Clearly the temptation to make oneself ineligible is there for a player who wants to turn pro early. Last fall Heyward decided he didn't want to return for his senior year at Pitt, and at season's end told Panther coach Mike Gottfried as much. Gottfried angrily told Heyward that there was no way he could "legally" leave school and so he should plan to play for Pitt in 1988. In effect, Gottfried was telling Heyward that he was a slave. In January, Heyward stopped attending class and was suspended from the team. He also has hinted that he might sign with an agent. Either academic neglect or having an agent could cost Heyward his eligibility and could force the NFL to allow him into the supplemental draft.
Heyward has had several brushes with the law, and his efforts to buck the establishment by bolting to the NFL only heighten the perception that he's a bad guy. After all, football players should graduate from college before they play in the NFL, right? Yet we don't demand that opera singers or sportswriters or businessmen or actors have degrees before they can work. Besides, the NFL rule doesn't require that collegians graduate to play in the league, only that they complete their eligibility. Indeed, only one third of the current pros have college degrees.

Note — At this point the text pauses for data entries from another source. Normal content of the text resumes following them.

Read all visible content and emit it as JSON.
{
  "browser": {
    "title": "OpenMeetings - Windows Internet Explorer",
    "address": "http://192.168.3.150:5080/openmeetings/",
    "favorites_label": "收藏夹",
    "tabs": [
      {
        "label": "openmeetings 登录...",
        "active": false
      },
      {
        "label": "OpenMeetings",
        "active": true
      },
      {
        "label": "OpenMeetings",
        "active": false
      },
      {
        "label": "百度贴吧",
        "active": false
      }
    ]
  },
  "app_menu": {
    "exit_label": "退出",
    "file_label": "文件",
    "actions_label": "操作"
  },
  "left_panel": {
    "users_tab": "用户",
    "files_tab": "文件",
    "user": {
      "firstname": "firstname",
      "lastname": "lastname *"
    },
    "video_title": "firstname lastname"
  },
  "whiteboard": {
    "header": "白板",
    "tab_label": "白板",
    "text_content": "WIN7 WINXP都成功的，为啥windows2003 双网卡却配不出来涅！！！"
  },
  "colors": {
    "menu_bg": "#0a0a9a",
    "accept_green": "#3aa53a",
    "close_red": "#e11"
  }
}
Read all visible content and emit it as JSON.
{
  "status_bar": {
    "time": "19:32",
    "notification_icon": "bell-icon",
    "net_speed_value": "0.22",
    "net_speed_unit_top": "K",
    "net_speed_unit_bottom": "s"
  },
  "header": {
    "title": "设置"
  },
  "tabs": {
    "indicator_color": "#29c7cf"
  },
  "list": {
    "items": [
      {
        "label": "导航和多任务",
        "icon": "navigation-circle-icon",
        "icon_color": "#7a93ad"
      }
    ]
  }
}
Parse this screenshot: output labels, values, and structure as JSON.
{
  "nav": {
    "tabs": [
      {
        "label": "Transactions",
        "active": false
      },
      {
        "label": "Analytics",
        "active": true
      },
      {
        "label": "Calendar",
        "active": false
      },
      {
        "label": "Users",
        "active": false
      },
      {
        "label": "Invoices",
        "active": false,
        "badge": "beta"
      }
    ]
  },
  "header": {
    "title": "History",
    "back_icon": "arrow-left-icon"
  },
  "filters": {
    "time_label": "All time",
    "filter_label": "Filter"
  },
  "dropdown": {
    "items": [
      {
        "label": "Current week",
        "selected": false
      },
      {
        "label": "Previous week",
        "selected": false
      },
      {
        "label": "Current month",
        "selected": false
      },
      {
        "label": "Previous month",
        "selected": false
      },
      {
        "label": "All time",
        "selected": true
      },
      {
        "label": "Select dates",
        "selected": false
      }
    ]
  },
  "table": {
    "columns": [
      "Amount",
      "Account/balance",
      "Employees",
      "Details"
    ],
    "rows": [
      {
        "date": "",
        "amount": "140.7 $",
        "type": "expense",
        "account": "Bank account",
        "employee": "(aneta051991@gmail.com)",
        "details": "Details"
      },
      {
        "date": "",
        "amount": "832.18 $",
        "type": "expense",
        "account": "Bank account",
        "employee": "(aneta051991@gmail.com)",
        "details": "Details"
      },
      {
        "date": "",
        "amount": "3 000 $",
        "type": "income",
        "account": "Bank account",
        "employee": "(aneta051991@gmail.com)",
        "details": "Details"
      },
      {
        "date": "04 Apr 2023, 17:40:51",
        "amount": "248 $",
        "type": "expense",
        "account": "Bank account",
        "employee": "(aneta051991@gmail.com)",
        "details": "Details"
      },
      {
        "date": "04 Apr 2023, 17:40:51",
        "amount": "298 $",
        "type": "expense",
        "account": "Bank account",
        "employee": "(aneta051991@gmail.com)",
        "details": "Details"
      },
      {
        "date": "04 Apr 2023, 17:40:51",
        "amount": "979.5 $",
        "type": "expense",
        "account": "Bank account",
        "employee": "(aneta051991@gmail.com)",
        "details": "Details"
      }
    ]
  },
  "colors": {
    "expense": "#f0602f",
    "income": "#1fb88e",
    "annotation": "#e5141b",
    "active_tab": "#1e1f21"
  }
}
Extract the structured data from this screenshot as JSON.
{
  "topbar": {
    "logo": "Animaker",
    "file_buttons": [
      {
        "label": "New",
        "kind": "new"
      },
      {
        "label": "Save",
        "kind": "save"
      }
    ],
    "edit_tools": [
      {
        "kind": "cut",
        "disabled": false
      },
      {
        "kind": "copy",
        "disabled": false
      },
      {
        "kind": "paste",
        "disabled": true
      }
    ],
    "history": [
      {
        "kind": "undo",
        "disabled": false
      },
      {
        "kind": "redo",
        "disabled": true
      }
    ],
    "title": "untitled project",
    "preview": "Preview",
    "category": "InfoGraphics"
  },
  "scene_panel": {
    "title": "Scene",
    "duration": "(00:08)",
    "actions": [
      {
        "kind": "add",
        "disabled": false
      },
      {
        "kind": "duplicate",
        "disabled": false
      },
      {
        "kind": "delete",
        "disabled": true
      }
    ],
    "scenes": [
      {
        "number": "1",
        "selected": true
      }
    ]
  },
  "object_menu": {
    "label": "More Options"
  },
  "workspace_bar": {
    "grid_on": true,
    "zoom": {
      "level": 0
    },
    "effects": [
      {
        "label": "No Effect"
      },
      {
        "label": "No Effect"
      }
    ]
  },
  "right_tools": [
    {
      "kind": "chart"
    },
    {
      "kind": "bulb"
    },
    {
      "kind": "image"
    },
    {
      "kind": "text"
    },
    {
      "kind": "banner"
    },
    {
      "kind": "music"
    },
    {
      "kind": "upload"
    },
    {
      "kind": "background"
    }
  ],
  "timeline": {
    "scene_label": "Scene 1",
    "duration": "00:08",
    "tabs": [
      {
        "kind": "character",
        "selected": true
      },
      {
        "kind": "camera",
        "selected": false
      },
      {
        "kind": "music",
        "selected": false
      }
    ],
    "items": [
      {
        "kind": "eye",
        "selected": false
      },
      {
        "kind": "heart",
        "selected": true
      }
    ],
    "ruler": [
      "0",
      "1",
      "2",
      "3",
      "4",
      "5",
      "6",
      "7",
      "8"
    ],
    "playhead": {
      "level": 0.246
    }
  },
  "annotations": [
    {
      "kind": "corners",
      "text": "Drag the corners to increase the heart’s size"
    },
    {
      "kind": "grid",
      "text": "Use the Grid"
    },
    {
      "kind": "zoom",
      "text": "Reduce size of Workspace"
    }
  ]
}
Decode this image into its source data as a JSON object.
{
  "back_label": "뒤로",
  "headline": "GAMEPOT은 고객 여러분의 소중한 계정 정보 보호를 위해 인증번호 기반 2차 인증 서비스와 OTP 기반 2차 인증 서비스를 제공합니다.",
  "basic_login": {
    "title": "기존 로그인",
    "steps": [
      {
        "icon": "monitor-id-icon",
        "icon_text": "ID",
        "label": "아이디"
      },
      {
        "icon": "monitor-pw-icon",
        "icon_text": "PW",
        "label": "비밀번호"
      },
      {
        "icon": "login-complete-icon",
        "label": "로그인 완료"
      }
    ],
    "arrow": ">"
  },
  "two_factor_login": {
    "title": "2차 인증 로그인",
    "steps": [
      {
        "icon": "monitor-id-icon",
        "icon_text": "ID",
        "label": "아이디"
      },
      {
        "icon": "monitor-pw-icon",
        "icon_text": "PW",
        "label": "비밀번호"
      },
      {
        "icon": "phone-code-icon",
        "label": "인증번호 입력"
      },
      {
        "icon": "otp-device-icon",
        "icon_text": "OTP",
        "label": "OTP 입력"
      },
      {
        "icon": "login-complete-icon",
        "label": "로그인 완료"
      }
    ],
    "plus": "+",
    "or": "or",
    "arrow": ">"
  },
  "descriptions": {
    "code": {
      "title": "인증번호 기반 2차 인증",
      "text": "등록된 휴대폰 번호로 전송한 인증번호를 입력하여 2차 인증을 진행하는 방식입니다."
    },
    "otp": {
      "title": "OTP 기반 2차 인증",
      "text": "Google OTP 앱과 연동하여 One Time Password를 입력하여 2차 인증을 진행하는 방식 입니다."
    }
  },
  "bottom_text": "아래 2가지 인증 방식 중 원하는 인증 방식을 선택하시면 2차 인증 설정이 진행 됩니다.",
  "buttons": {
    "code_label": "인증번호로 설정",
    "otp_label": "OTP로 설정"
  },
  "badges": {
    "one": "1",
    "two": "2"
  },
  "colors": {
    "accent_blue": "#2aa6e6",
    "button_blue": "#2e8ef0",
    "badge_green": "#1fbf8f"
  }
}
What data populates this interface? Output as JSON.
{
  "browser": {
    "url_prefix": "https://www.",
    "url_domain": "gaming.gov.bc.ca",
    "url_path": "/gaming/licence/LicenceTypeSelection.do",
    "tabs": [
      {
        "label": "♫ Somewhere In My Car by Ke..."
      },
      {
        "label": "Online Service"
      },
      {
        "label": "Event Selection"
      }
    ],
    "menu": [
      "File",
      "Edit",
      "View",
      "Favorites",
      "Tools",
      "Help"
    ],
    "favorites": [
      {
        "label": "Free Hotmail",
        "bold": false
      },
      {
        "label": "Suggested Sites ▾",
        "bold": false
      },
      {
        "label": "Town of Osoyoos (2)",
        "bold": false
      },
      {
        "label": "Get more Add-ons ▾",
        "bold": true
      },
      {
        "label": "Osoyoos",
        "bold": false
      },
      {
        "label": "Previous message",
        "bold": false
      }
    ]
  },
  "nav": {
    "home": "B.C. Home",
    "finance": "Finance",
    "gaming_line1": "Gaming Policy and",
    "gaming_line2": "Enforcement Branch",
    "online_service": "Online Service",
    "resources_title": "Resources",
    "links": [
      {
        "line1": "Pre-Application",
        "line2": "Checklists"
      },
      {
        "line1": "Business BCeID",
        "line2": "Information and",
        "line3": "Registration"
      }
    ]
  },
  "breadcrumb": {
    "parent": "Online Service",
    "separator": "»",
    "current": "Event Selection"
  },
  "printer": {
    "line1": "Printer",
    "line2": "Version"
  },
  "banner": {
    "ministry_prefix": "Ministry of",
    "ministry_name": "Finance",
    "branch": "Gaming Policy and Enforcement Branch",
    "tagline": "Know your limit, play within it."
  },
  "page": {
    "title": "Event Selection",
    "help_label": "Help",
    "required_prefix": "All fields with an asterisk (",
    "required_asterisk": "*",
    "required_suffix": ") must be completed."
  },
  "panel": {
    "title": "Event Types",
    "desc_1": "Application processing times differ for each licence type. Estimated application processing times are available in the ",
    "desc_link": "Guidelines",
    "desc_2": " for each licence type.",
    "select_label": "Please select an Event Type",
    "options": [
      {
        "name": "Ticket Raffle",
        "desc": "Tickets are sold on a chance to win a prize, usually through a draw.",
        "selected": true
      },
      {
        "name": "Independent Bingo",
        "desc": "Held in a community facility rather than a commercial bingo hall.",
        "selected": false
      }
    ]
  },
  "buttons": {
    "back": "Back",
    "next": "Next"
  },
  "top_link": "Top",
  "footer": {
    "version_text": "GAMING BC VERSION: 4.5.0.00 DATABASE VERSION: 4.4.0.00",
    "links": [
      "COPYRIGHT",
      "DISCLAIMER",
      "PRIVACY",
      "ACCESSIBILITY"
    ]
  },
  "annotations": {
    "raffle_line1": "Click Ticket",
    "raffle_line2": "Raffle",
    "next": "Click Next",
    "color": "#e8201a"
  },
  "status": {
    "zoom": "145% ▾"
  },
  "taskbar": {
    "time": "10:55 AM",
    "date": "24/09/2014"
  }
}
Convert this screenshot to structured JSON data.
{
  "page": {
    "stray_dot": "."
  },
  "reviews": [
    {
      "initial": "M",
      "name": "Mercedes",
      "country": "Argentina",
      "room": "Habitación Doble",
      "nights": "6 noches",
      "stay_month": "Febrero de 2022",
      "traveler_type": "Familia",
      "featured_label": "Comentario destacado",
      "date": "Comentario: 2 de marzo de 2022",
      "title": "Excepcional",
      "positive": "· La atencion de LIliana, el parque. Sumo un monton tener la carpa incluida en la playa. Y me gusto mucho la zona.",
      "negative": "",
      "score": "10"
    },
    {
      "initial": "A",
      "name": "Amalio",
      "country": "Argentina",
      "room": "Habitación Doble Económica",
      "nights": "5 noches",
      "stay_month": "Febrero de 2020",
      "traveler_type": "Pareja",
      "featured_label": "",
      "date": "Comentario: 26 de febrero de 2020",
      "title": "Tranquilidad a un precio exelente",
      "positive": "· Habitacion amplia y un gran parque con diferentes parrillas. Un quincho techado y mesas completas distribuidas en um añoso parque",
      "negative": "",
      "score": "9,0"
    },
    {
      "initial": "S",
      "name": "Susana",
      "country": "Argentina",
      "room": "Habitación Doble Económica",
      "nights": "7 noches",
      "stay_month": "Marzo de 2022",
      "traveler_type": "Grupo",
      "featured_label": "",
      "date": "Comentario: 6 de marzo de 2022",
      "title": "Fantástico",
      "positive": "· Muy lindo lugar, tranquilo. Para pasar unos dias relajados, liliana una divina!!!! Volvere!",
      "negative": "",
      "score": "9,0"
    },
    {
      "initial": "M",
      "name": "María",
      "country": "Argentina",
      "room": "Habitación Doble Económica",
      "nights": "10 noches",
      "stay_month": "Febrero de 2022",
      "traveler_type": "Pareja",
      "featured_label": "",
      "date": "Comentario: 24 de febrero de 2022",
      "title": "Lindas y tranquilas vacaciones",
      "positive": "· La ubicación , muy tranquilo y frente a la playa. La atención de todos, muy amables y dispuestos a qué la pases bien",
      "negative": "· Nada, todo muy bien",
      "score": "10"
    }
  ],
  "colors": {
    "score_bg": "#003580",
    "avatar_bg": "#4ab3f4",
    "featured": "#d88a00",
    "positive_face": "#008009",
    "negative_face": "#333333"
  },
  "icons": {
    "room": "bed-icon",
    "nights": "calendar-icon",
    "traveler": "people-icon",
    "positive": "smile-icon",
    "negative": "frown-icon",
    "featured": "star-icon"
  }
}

Rare is the athlete who is capable of playing in the NFL before his senior year—Herschel Walker was one—but that's no reason to deny a player his freedom of choice. Injuries can derail a great college athlete at any moment. University of Miami running back Melvin Bratton, who would have been a surefire first-round NFL pick this year, blew out his knee while leading his team to the national championship in this year's Orange Bowl. The injury may have cost him a pro career.